Political promises fall into this category, but so do advertisements and ‘catchy phrases.’ Looking through the newspaper the other day, I found myself stopping and analyzing the half-page (read: expensive), patently absurd, message being sent by UNICEF; the United Nations Children’s Fund.
The ad showed an early airplane prototype, followed by the words:
Man took to flight when we believed.
Children will stop dying from preventable causes when you believe.
Every day, 19,000 children die of causes we can prevent.
We believe that number should be ZERO.
Let’s stipulate that only the most hard-hearted monster wants children to die from causes that we have the knowledge and technology to prevent. That has absolutely nothing to do with whether giving money to UNICEF, or pushing government to give taxpayer money to UNICEF, is a good idea. It also has nothing to do with the fact that while the first two statements of the ad may be designed to provoke compassion or guilt, they are false. If you need to lie to get people to support you, perhaps you are not worthy of support.
Man took to flight when individuals harnessed imagination, knowledge, courage, time and money—not because anyone paraphrased the children in Peter Pan, repeating, “I do believe in flight, I do, I do.” Men took to flight when scientific studies of physics and engineering advanced so that instead of the failed attempts or unfulfilled ideas of millennia, human ingenuity and desire collaborated with technical progress to achieve risky, fledgling steps. If anything, the fact that Orville and Wilbur Wright achieved success while a week earlier the government-funded airplane built by Dr. Samuel Langley toppled into a river, suggests that perhaps supporting entrepreneurial efforts to help children, rather than bureaucratic ones, would be the smarter and more effective plan.
Way too many children have died in the 66 years since UNICEF’s founding because people foolishly followed seductive, but false, ideologies and chose leaders who led their nations (and other nations) into destruction. Sadly, the United Nations, has proven inept—the most charitable interpretation—at counteracting evil.
I don’t know if the last two statements of the UNICEF ad are true or if they are as false as the first two. I don’t know how UNICEF’s real achievements stack up because they are using their marketing dollars to peddle emotional twaddle rather than present statistical evidence.
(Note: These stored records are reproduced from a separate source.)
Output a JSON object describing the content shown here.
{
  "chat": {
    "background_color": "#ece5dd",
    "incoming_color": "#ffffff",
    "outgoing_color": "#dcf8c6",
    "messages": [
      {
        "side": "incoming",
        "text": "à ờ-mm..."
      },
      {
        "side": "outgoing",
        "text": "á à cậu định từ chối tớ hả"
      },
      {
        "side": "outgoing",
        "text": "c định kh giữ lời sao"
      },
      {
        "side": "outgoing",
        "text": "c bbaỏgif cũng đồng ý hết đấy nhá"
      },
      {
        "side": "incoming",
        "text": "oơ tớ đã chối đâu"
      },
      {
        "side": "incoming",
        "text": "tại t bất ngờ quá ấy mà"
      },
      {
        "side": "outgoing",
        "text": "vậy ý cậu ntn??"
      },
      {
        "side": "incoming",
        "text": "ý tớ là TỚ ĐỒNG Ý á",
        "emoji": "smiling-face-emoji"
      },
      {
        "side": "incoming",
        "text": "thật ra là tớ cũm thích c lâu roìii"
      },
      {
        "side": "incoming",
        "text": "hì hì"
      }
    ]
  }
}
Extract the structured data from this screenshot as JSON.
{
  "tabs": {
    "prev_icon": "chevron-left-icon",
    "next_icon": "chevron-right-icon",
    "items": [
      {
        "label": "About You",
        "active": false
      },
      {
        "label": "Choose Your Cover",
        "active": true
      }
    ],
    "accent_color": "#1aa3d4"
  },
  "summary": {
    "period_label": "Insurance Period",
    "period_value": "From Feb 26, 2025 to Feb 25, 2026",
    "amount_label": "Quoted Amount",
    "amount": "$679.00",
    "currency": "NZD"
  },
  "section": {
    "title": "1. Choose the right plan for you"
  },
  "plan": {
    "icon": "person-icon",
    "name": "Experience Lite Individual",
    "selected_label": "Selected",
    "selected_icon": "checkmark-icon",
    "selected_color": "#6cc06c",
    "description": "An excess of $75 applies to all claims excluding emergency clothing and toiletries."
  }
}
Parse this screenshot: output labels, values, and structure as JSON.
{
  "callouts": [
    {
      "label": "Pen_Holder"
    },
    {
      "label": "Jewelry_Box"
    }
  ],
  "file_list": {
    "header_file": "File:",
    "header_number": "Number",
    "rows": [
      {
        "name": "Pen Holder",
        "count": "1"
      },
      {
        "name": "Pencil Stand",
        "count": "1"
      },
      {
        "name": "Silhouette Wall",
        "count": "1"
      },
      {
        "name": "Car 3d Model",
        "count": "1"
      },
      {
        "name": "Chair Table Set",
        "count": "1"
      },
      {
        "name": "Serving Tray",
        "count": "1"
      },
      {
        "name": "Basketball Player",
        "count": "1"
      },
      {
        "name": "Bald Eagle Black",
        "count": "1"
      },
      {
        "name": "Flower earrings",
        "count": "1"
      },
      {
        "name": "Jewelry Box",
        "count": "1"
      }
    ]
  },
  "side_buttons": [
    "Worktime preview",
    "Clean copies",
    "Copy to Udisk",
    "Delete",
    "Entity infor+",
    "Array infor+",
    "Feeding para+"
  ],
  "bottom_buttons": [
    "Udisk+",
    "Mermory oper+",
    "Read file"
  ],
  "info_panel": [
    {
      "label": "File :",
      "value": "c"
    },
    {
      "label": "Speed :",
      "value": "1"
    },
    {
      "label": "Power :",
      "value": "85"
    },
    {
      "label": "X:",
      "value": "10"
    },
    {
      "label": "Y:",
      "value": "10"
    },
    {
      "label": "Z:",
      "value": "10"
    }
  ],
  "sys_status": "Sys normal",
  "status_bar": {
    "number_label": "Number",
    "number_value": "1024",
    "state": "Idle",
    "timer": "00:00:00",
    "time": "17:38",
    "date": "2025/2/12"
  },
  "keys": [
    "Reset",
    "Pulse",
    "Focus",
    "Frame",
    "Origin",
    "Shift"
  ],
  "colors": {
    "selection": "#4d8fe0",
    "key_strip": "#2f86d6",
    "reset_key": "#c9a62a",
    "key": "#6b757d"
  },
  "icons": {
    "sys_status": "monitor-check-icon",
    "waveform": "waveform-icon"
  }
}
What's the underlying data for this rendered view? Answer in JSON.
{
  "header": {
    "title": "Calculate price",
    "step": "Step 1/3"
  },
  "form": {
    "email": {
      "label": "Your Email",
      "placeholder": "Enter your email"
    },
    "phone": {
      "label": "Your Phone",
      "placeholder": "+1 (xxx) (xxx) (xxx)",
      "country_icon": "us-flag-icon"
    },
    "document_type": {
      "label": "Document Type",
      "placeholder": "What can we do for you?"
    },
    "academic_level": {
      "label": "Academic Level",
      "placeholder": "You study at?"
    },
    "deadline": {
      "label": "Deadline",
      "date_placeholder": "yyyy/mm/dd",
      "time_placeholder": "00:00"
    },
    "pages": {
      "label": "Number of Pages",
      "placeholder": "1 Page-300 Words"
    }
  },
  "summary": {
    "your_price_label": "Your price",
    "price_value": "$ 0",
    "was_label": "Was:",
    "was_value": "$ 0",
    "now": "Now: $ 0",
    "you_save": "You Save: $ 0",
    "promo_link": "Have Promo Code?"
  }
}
I do know that voting, donating or choosing how to behave based on a child-like belief in government or bureaucracy tends to lead to more tragedy, not less.
It’s that time of year again!
We have Chanuka lessons that can help everyone.